Every line containing the string "留言反馈" is to be copied from the records.
* * * * *
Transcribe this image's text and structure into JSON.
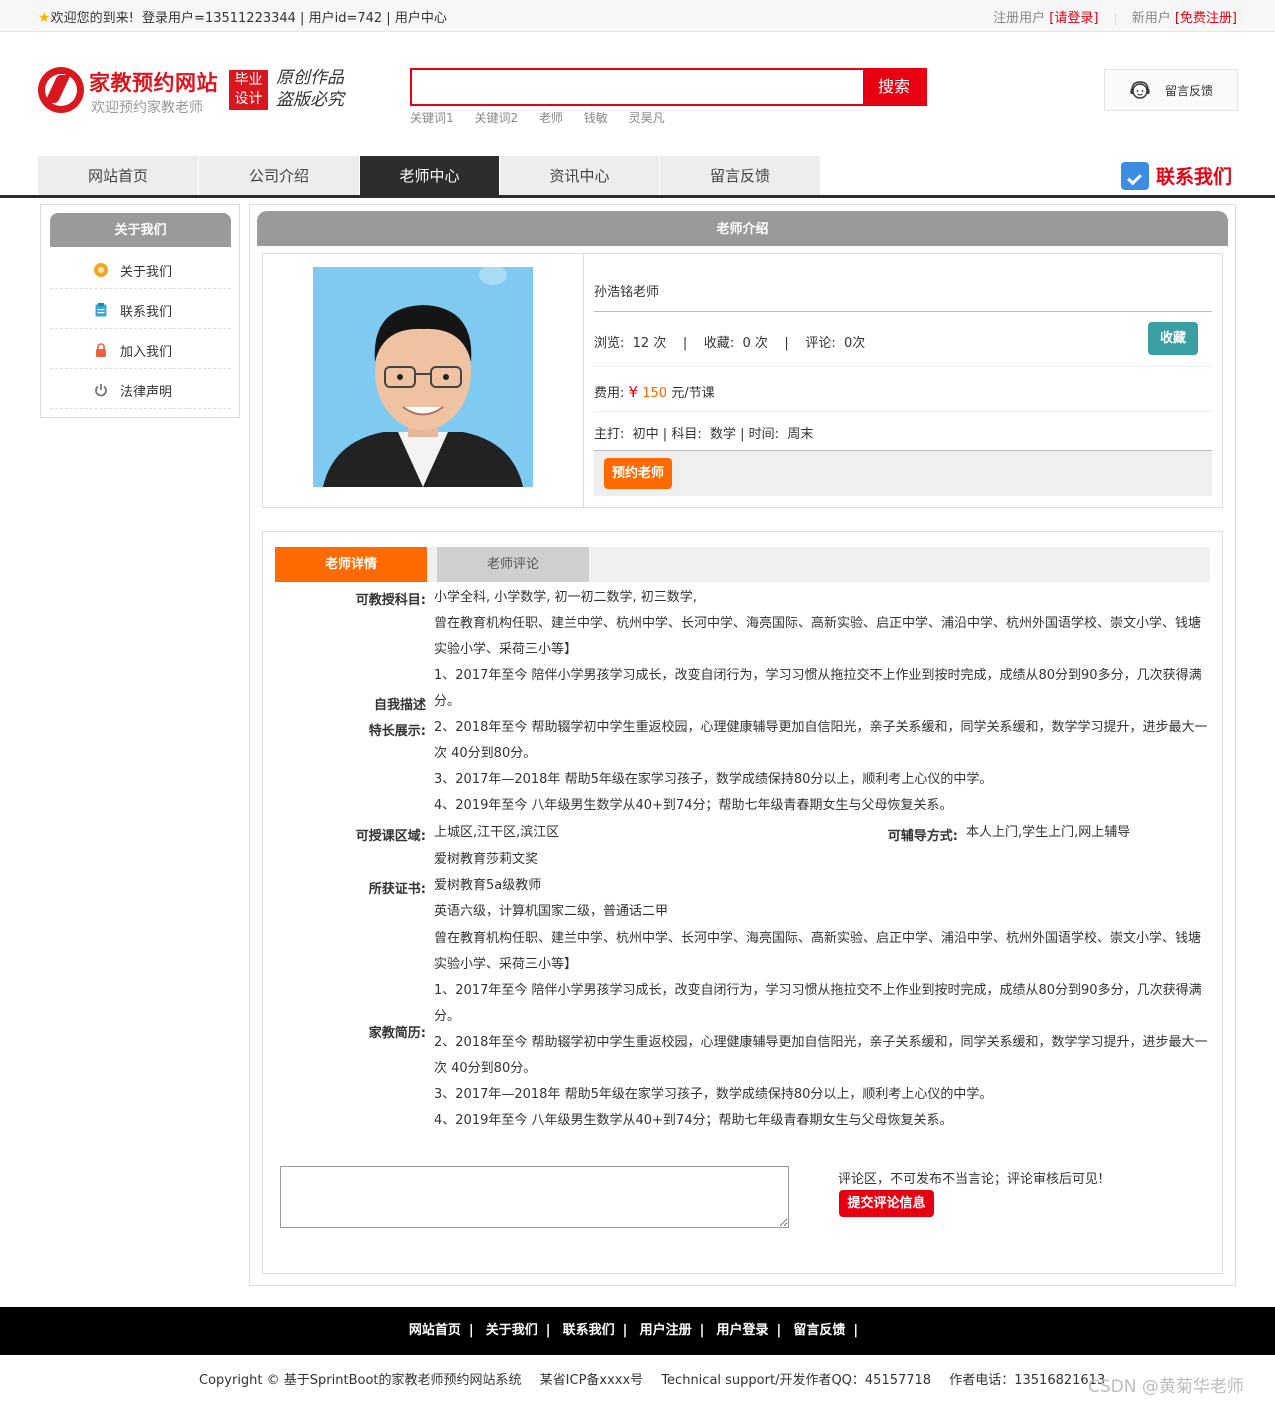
{
  "topbar": {
    "welcome": "欢迎您的到来!",
    "login_user": "登录用户=13511223344",
    "user_id": "用户id=742",
    "user_center": "用户中心",
    "registered_label": "注册用户",
    "login_link": "[请登录]",
    "new_user_label": "新用户",
    "register_link": "[免费注册]"
  },
  "header": {
    "logo_name": "家教预约网站",
    "logo_sub": "欢迎预约家教老师",
    "badge_line1": "毕业",
    "badge_line2": "设计",
    "slogan_line1": "原创作品",
    "slogan_line2": "盗版必究",
    "search_placeholder": "",
    "search_button": "搜索",
    "hot_keywords": [
      "关键词1",
      "关键词2",
      "老师",
      "钱敏",
      "灵昊凡"
    ],
    "feedback_label": "留言反馈"
  },
  "nav": {
    "items": [
      {
        "label": "网站首页",
        "active": false
      },
      {
        "label": "公司介绍",
        "active": false
      },
      {
        "label": "老师中心",
        "active": true
      },
      {
        "label": "资讯中心",
        "active": false
      },
      {
        "label": "留言反馈",
        "active": false
      }
    ],
    "contact_label": "联系我们"
  },
  "sidebar": {
    "title": "关于我们",
    "items": [
      {
        "label": "关于我们",
        "icon": "orange-circle-icon"
      },
      {
        "label": "联系我们",
        "icon": "clipboard-icon"
      },
      {
        "label": "加入我们",
        "icon": "lock-icon"
      },
      {
        "label": "法律声明",
        "icon": "power-icon"
      }
    ]
  },
  "main": {
    "title": "老师介绍",
    "teacher_name": "孙浩铭老师",
    "stats": {
      "views_label": "浏览:",
      "views_value": "12 次",
      "favorites_label": "收藏:",
      "favorites_value": "0 次",
      "comments_label": "评论:",
      "comments_value": "0次"
    },
    "favorite_button": "收藏",
    "fee_label": "费用:",
    "fee_currency": "¥",
    "fee_value": "150",
    "fee_unit": "元/节课",
    "major_label": "主打:",
    "major_value": "初中",
    "subject_label": "科目:",
    "subject_value": "数学",
    "time_label": "时间:",
    "time_value": "周末",
    "book_button": "预约老师"
  },
  "tabs": [
    {
      "label": "老师详情",
      "active": true
    },
    {
      "label": "老师评论",
      "active": false
    }
  ],
  "details": {
    "subjects_label": "可教授科目:",
    "subjects_value": "小学全科, 小学数学, 初一初二数学, 初三数学,",
    "self_desc_label": "自我描述",
    "self_desc_lines": [
      "曾在教育机构任职、建兰中学、杭州中学、长河中学、海亮国际、高新实验、启正中学、浦沿中学、杭州外国语学校、崇文小学、钱塘实验小学、采荷三小等】",
      "1、2017年至今 陪伴小学男孩学习成长，改变自闭行为，学习习惯从拖拉交不上作业到按时完成，成绩从80分到90多分，几次获得满分。",
      "2、2018年至今 帮助辍学初中学生重返校园，心理健康辅导更加自信阳光，亲子关系缓和，同学关系缓和，数学学习提升，进步最大一次 40分到80分。",
      "3、2017年—2018年 帮助5年级在家学习孩子，数学成绩保持80分以上，顺利考上心仪的中学。",
      "4、2019年至今 八年级男生数学从40+到74分；帮助七年级青春期女生与父母恢复关系。"
    ],
    "specialty_label": "特长展示:",
    "area_label": "可授课区域:",
    "area_value": "上城区,江干区,滨江区",
    "mode_label": "可辅导方式:",
    "mode_value": "本人上门,学生上门,网上辅导",
    "certs_label": "所获证书:",
    "certs_lines": [
      "爱树教育莎莉文奖",
      "爱树教育5a级教师",
      "英语六级，计算机国家二级，普通话二甲"
    ],
    "history_label": "家教简历:",
    "history_lines": [
      "曾在教育机构任职、建兰中学、杭州中学、长河中学、海亮国际、高新实验、启正中学、浦沿中学、杭州外国语学校、崇文小学、钱塘实验小学、采荷三小等】",
      "1、2017年至今 陪伴小学男孩学习成长，改变自闭行为，学习习惯从拖拉交不上作业到按时完成，成绩从80分到90多分，几次获得满分。",
      "2、2018年至今 帮助辍学初中学生重返校园，心理健康辅导更加自信阳光，亲子关系缓和，同学关系缓和，数学学习提升，进步最大一次 40分到80分。",
      "3、2017年—2018年 帮助5年级在家学习孩子，数学成绩保持80分以上，顺利考上心仪的中学。",
      "4、2019年至今 八年级男生数学从40+到74分；帮助七年级青春期女生与父母恢复关系。"
    ]
  },
  "comment": {
    "tip": "评论区，不可发布不当言论；评论审核后可见!",
    "submit_button": "提交评论信息"
  },
  "footer": {
    "links": [
      "网站首页",
      "关于我们",
      "联系我们",
      "用户注册",
      "用户登录",
      "留言反馈"
    ],
    "separator": "|",
    "copyright": "Copyright © 基于SprintBoot的家教老师预约网站系统",
    "icp": "某省ICP备xxxx号",
    "support": "Technical support/开发作者QQ：45157718",
    "phone": "作者电话：13516821613",
    "watermark": "CSDN @黄菊华老师"
  },
  "colors": {
    "brand_red": "#e60012",
    "orange": "#ff6a00",
    "teal": "#3aa0a3",
    "nav_dark": "#2d2d2d",
    "panel_grey": "#9a9a9a"
  }
}
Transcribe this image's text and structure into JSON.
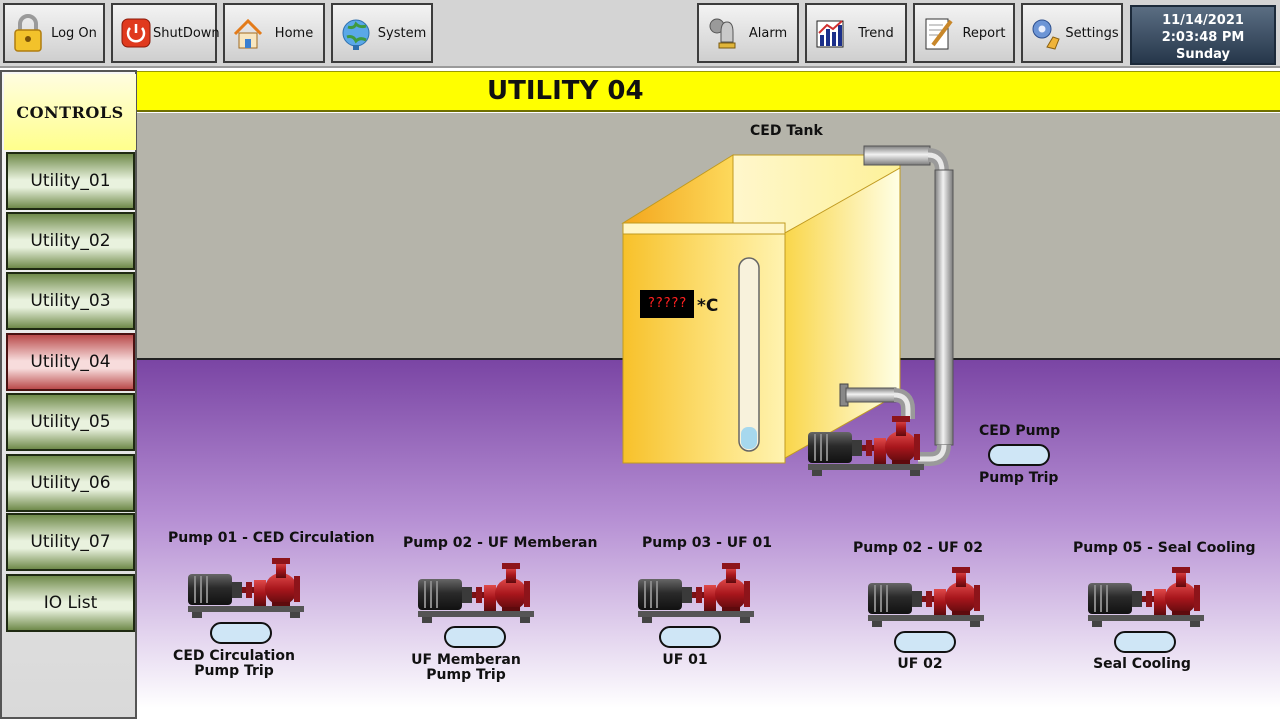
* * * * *
▶ _Output_:
    "feedback_label": "留言反馈"
        "label": "留言反馈",
      "留言反馈"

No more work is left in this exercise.